▸ **Data supplied**:
******

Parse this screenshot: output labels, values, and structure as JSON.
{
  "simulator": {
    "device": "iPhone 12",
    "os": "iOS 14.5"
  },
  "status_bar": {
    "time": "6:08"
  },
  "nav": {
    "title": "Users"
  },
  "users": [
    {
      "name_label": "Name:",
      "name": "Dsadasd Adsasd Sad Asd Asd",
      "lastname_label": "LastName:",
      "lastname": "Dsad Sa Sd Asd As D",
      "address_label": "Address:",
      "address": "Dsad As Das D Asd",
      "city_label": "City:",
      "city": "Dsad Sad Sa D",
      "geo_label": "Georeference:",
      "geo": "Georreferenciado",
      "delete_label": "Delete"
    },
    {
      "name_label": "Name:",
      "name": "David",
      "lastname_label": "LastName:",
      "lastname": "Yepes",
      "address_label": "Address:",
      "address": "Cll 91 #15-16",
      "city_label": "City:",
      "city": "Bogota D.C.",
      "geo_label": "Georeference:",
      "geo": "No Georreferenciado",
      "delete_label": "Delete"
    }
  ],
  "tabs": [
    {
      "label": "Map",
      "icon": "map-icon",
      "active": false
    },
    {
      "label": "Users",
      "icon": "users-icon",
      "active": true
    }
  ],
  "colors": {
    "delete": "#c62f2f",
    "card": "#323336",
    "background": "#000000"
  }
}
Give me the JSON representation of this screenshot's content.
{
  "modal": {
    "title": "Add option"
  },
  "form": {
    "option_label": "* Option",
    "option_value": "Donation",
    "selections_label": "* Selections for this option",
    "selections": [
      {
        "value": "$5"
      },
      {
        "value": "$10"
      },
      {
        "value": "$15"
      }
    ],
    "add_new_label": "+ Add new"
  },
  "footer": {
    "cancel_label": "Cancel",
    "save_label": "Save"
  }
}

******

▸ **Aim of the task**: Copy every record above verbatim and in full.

▸ **Answer box**:
Parse this screenshot: output labels, values, and structure as JSON.
{
  "simulator": {
    "device": "iPhone 12",
    "os": "iOS 14.5"
  },
  "status_bar": {
    "time": "6:08"
  },
  "nav": {
    "title": "Users"
  },
  "users": [
    {
      "name_label": "Name:",
      "name": "Dsadasd Adsasd Sad Asd Asd",
      "lastname_label": "LastName:",
      "lastname": "Dsad Sa Sd Asd As D",
      "address_label": "Address:",
      "address": "Dsad As Das D Asd",
      "city_label": "City:",
      "city": "Dsad Sad Sa D",
      "geo_label": "Georeference:",
      "geo": "Georreferenciado",
      "delete_label": "Delete"
    },
    {
      "name_label": "Name:",
      "name": "David",
      "lastname_label": "LastName:",
      "lastname": "Yepes",
      "address_label": "Address:",
      "address": "Cll 91 #15-16",
      "city_label": "City:",
      "city": "Bogota D.C.",
      "geo_label": "Georeference:",
      "geo": "No Georreferenciado",
      "delete_label": "Delete"
    }
  ],
  "tabs": [
    {
      "label": "Map",
      "icon": "map-icon",
      "active": false
    },
    {
      "label": "Users",
      "icon": "users-icon",
      "active": true
    }
  ],
  "colors": {
    "delete": "#c62f2f",
    "card": "#323336",
    "background": "#000000"
  }
}
Give me the JSON representation of this screenshot's content.
{
  "modal": {
    "title": "Add option"
  },
  "form": {
    "option_label": "* Option",
    "option_value": "Donation",
    "selections_label": "* Selections for this option",
    "selections": [
      {
        "value": "$5"
      },
      {
        "value": "$10"
      },
      {
        "value": "$15"
      }
    ],
    "add_new_label": "+ Add new"
  },
  "footer": {
    "cancel_label": "Cancel",
    "save_label": "Save"
  }
}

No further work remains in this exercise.